EXERCISE DIRECTIONS —
Output all of the records again, exactly as written.

*** DATA FOR PROCESSING ***

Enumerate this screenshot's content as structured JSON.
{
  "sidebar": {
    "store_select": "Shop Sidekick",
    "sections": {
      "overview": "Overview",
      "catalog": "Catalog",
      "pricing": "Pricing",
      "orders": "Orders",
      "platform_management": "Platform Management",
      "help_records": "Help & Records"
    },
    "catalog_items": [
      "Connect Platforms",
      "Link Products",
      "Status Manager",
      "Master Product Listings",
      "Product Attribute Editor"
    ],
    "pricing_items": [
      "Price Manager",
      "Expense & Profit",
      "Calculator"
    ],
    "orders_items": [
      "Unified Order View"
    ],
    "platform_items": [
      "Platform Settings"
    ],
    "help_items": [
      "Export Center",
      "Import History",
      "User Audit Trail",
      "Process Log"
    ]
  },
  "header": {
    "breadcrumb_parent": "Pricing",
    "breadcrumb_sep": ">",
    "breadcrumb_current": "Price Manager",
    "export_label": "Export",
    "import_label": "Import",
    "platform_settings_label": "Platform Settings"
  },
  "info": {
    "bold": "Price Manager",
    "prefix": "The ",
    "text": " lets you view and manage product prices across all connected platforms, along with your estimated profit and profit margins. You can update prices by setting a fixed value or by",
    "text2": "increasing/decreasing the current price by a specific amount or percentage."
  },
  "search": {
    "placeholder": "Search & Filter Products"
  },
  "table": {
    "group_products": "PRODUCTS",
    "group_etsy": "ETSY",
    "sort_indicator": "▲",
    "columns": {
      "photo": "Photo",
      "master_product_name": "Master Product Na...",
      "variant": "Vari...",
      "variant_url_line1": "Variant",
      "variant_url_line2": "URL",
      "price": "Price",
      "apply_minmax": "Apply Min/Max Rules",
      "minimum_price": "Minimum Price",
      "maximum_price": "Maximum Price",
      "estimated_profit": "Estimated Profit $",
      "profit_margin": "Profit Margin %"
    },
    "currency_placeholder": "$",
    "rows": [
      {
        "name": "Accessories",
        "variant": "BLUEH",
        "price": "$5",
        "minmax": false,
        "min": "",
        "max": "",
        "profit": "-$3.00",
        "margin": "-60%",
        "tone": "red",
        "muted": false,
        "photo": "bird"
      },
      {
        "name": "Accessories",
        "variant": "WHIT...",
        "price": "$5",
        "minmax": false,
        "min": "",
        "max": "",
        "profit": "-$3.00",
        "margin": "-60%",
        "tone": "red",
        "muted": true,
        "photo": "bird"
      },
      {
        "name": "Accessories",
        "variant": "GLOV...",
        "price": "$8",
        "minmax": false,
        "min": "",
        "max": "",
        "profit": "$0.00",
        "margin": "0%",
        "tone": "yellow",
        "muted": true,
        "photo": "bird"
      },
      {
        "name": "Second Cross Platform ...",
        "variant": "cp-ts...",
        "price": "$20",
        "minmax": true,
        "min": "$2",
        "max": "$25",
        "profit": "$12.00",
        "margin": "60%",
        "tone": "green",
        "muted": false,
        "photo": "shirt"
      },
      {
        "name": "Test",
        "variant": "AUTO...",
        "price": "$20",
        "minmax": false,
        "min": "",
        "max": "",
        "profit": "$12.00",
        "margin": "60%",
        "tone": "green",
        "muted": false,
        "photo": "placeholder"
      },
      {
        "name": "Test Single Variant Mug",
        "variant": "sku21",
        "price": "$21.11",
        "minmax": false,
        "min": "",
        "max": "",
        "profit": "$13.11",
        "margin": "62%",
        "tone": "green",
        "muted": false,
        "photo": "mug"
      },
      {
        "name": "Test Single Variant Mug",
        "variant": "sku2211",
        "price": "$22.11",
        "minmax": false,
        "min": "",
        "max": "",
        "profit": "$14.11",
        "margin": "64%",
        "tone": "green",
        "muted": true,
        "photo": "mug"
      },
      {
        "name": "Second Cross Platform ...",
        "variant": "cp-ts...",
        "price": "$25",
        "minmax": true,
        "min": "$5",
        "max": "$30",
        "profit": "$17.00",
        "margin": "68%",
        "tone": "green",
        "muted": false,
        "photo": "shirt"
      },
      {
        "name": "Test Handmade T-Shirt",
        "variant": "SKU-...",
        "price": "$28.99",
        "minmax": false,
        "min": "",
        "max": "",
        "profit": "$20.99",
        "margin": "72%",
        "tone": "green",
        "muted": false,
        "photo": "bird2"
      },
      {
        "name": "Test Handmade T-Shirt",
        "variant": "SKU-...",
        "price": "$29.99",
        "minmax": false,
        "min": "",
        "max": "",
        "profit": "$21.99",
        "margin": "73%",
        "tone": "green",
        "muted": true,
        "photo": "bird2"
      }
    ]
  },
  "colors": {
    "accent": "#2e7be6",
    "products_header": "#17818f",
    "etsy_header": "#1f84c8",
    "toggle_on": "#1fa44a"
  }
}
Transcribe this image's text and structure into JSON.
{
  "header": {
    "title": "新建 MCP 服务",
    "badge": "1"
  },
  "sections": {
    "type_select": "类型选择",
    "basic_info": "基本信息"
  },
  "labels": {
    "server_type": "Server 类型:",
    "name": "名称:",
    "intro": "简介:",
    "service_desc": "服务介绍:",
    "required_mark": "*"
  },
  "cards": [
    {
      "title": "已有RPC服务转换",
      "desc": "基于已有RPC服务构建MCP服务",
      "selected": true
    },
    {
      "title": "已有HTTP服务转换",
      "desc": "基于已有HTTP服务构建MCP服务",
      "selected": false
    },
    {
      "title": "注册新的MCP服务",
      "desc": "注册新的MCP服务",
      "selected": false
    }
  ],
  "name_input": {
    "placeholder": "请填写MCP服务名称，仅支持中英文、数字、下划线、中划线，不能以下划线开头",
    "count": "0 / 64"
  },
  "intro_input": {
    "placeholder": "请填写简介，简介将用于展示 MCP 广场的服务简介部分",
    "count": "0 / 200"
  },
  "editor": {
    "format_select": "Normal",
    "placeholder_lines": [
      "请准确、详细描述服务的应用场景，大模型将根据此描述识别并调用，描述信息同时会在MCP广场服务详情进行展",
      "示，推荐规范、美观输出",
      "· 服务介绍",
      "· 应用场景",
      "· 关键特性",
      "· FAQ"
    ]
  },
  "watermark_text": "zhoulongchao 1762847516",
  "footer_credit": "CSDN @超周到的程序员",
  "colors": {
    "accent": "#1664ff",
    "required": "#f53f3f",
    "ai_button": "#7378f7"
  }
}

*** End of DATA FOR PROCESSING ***

ANSWER FOR THIS EXERCISE —
Enumerate this screenshot's content as structured JSON.
{
  "sidebar": {
    "store_select": "Shop Sidekick",
    "sections": {
      "overview": "Overview",
      "catalog": "Catalog",
      "pricing": "Pricing",
      "orders": "Orders",
      "platform_management": "Platform Management",
      "help_records": "Help & Records"
    },
    "catalog_items": [
      "Connect Platforms",
      "Link Products",
      "Status Manager",
      "Master Product Listings",
      "Product Attribute Editor"
    ],
    "pricing_items": [
      "Price Manager",
      "Expense & Profit",
      "Calculator"
    ],
    "orders_items": [
      "Unified Order View"
    ],
    "platform_items": [
      "Platform Settings"
    ],
    "help_items": [
      "Export Center",
      "Import History",
      "User Audit Trail",
      "Process Log"
    ]
  },
  "header": {
    "breadcrumb_parent": "Pricing",
    "breadcrumb_sep": ">",
    "breadcrumb_current": "Price Manager",
    "export_label": "Export",
    "import_label": "Import",
    "platform_settings_label": "Platform Settings"
  },
  "info": {
    "bold": "Price Manager",
    "prefix": "The ",
    "text": " lets you view and manage product prices across all connected platforms, along with your estimated profit and profit margins. You can update prices by setting a fixed value or by",
    "text2": "increasing/decreasing the current price by a specific amount or percentage."
  },
  "search": {
    "placeholder": "Search & Filter Products"
  },
  "table": {
    "group_products": "PRODUCTS",
    "group_etsy": "ETSY",
    "sort_indicator": "▲",
    "columns": {
      "photo": "Photo",
      "master_product_name": "Master Product Na...",
      "variant": "Vari...",
      "variant_url_line1": "Variant",
      "variant_url_line2": "URL",
      "price": "Price",
      "apply_minmax": "Apply Min/Max Rules",
      "minimum_price": "Minimum Price",
      "maximum_price": "Maximum Price",
      "estimated_profit": "Estimated Profit $",
      "profit_margin": "Profit Margin %"
    },
    "currency_placeholder": "$",
    "rows": [
      {
        "name": "Accessories",
        "variant": "BLUEH",
        "price": "$5",
        "minmax": false,
        "min": "",
        "max": "",
        "profit": "-$3.00",
        "margin": "-60%",
        "tone": "red",
        "muted": false,
        "photo": "bird"
      },
      {
        "name": "Accessories",
        "variant": "WHIT...",
        "price": "$5",
        "minmax": false,
        "min": "",
        "max": "",
        "profit": "-$3.00",
        "margin": "-60%",
        "tone": "red",
        "muted": true,
        "photo": "bird"
      },
      {
        "name": "Accessories",
        "variant": "GLOV...",
        "price": "$8",
        "minmax": false,
        "min": "",
        "max": "",
        "profit": "$0.00",
        "margin": "0%",
        "tone": "yellow",
        "muted": true,
        "photo": "bird"
      },
      {
        "name": "Second Cross Platform ...",
        "variant": "cp-ts...",
        "price": "$20",
        "minmax": true,
        "min": "$2",
        "max": "$25",
        "profit": "$12.00",
        "margin": "60%",
        "tone": "green",
        "muted": false,
        "photo": "shirt"
      },
      {
        "name": "Test",
        "variant": "AUTO...",
        "price": "$20",
        "minmax": false,
        "min": "",
        "max": "",
        "profit": "$12.00",
        "margin": "60%",
        "tone": "green",
        "muted": false,
        "photo": "placeholder"
      },
      {
        "name": "Test Single Variant Mug",
        "variant": "sku21",
        "price": "$21.11",
        "minmax": false,
        "min": "",
        "max": "",
        "profit": "$13.11",
        "margin": "62%",
        "tone": "green",
        "muted": false,
        "photo": "mug"
      },
      {
        "name": "Test Single Variant Mug",
        "variant": "sku2211",
        "price": "$22.11",
        "minmax": false,
        "min": "",
        "max": "",
        "profit": "$14.11",
        "margin": "64%",
        "tone": "green",
        "muted": true,
        "photo": "mug"
      },
      {
        "name": "Second Cross Platform ...",
        "variant": "cp-ts...",
        "price": "$25",
        "minmax": true,
        "min": "$5",
        "max": "$30",
        "profit": "$17.00",
        "margin": "68%",
        "tone": "green",
        "muted": false,
        "photo": "shirt"
      },
      {
        "name": "Test Handmade T-Shirt",
        "variant": "SKU-...",
        "price": "$28.99",
        "minmax": false,
        "min": "",
        "max": "",
        "profit": "$20.99",
        "margin": "72%",
        "tone": "green",
        "muted": false,
        "photo": "bird2"
      },
      {
        "name": "Test Handmade T-Shirt",
        "variant": "SKU-...",
        "price": "$29.99",
        "minmax": false,
        "min": "",
        "max": "",
        "profit": "$21.99",
        "margin": "73%",
        "tone": "green",
        "muted": true,
        "photo": "bird2"
      }
    ]
  },
  "colors": {
    "accent": "#2e7be6",
    "products_header": "#17818f",
    "etsy_header": "#1f84c8",
    "toggle_on": "#1fa44a"
  }
}
Transcribe this image's text and structure into JSON.
{
  "header": {
    "title": "新建 MCP 服务",
    "badge": "1"
  },
  "sections": {
    "type_select": "类型选择",
    "basic_info": "基本信息"
  },
  "labels": {
    "server_type": "Server 类型:",
    "name": "名称:",
    "intro": "简介:",
    "service_desc": "服务介绍:",
    "required_mark": "*"
  },
  "cards": [
    {
      "title": "已有RPC服务转换",
      "desc": "基于已有RPC服务构建MCP服务",
      "selected": true
    },
    {
      "title": "已有HTTP服务转换",
      "desc": "基于已有HTTP服务构建MCP服务",
      "selected": false
    },
    {
      "title": "注册新的MCP服务",
      "desc": "注册新的MCP服务",
      "selected": false
    }
  ],
  "name_input": {
    "placeholder": "请填写MCP服务名称，仅支持中英文、数字、下划线、中划线，不能以下划线开头",
    "count": "0 / 64"
  },
  "intro_input": {
    "placeholder": "请填写简介，简介将用于展示 MCP 广场的服务简介部分",
    "count": "0 / 200"
  },
  "editor": {
    "format_select": "Normal",
    "placeholder_lines": [
      "请准确、详细描述服务的应用场景，大模型将根据此描述识别并调用，描述信息同时会在MCP广场服务详情进行展",
      "示，推荐规范、美观输出",
      "· 服务介绍",
      "· 应用场景",
      "· 关键特性",
      "· FAQ"
    ]
  },
  "watermark_text": "zhoulongchao 1762847516",
  "footer_credit": "CSDN @超周到的程序员",
  "colors": {
    "accent": "#1664ff",
    "required": "#f53f3f",
    "ai_button": "#7378f7"
  }
}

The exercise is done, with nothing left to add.